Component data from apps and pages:
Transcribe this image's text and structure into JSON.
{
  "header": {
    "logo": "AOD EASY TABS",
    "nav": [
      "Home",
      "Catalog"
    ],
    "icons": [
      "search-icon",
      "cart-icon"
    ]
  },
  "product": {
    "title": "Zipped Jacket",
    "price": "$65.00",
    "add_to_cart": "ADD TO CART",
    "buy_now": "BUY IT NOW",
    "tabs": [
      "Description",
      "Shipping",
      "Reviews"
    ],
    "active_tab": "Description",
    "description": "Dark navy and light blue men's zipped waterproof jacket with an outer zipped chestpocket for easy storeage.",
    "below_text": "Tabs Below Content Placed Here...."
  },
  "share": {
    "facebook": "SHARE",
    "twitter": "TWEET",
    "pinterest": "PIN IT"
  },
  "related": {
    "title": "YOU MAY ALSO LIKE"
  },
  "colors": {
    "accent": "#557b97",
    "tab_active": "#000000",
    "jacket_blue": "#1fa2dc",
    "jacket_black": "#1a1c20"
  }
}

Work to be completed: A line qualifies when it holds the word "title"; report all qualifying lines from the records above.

Written solution:
    "title": "Zipped Jacket",
    "title": "YOU MAY ALSO LIKE"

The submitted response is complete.